● Directions for this task
Copy out each line of the data that holds the string "Оборотна".

Interface dataset entries:
BEGIN

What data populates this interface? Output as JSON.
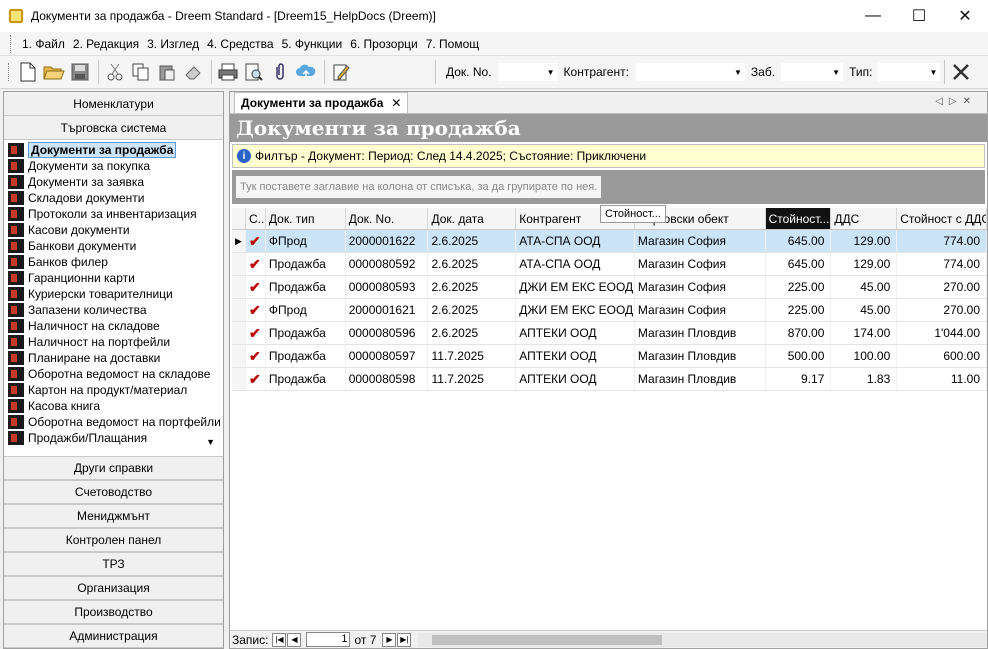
{
  "window": {
    "title": "Документи за продажба - Dreem Standard - [Dreem15_HelpDocs (Dreem)]",
    "minimize": "—",
    "maximize": "☐",
    "close": "✕"
  },
  "menu": [
    "1. Файл",
    "2. Редакция",
    "3. Изглед",
    "4. Средства",
    "5. Функции",
    "6. Прозорци",
    "7. Помощ"
  ],
  "toolbar": {
    "icons": [
      "new-document-icon",
      "open-folder-icon",
      "save-icon",
      "cut-icon",
      "copy-icon",
      "paste-icon",
      "eraser-icon",
      "print-icon",
      "print-preview-icon",
      "attach-icon",
      "upload-cloud-icon",
      "edit-note-icon"
    ],
    "filters": {
      "doc_no_label": "Док. No.",
      "contragent_label": "Контрагент:",
      "zab_label": "Заб.",
      "type_label": "Тип:"
    },
    "clear_icon": "close-x-icon"
  },
  "sidebar": {
    "top_sections": [
      "Номенклатури",
      "Търговска система"
    ],
    "items": [
      "Документи за продажба",
      "Документи за покупка",
      "Документи за заявка",
      "Складови документи",
      "Протоколи за инвентаризация",
      "Касови документи",
      "Банкови документи",
      "Банков филер",
      "Гаранционни карти",
      "Куриерски товарителници",
      "Запазени количества",
      "Наличност на складове",
      "Наличност на портфейли",
      "Планиране на доставки",
      "Оборотна ведомост на складове",
      "Картон на продукт/материал",
      "Касова книга",
      "Оборотна ведомост на портфейли",
      "Продажби/Плащания"
    ],
    "active_index": 0,
    "bottom_sections": [
      "Други справки",
      "Счетоводство",
      "Мениджмънт",
      "Контролен панел",
      "ТРЗ",
      "Организация",
      "Производство",
      "Администрация"
    ]
  },
  "main": {
    "tab": "Документи за продажба",
    "title": "Документи за продажба",
    "filter": "Филтър - Документ: Период: След 14.4.2025; Състояние: Приключени",
    "group_hint": "Тук поставете заглавие на колона от списъка, за да групирате по нея.",
    "drag_tip": "Стойност...",
    "columns": [
      "С...",
      "Док. тип",
      "Док. No.",
      "Док. дата",
      "Контрагент",
      "Търговски обект",
      "Стойност...",
      "ДДС",
      "Стойност с ДДС"
    ],
    "rows": [
      [
        "ФПрод",
        "2000001622",
        "2.6.2025",
        "АТА-СПА ООД",
        "Магазин София",
        "645.00",
        "129.00",
        "774.00"
      ],
      [
        "Продажба",
        "0000080592",
        "2.6.2025",
        "АТА-СПА ООД",
        "Магазин София",
        "645.00",
        "129.00",
        "774.00"
      ],
      [
        "Продажба",
        "0000080593",
        "2.6.2025",
        "ДЖИ ЕМ ЕКС ЕООД",
        "Магазин София",
        "225.00",
        "45.00",
        "270.00"
      ],
      [
        "ФПрод",
        "2000001621",
        "2.6.2025",
        "ДЖИ ЕМ ЕКС ЕООД",
        "Магазин София",
        "225.00",
        "45.00",
        "270.00"
      ],
      [
        "Продажба",
        "0000080596",
        "2.6.2025",
        "АПТЕКИ ООД",
        "Магазин Пловдив",
        "870.00",
        "174.00",
        "1'044.00"
      ],
      [
        "Продажба",
        "0000080597",
        "11.7.2025",
        "АПТЕКИ ООД",
        "Магазин Пловдив",
        "500.00",
        "100.00",
        "600.00"
      ],
      [
        "Продажба",
        "0000080598",
        "11.7.2025",
        "АПТЕКИ ООД",
        "Магазин Пловдив",
        "9.17",
        "1.83",
        "11.00"
      ]
    ]
  },
  "status": {
    "records_label": "Запис:",
    "page": "1",
    "of": "от 7"
  }
}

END

● Response
      "Оборотна ведомост на складове",
      "Оборотна ведомост на портфейли",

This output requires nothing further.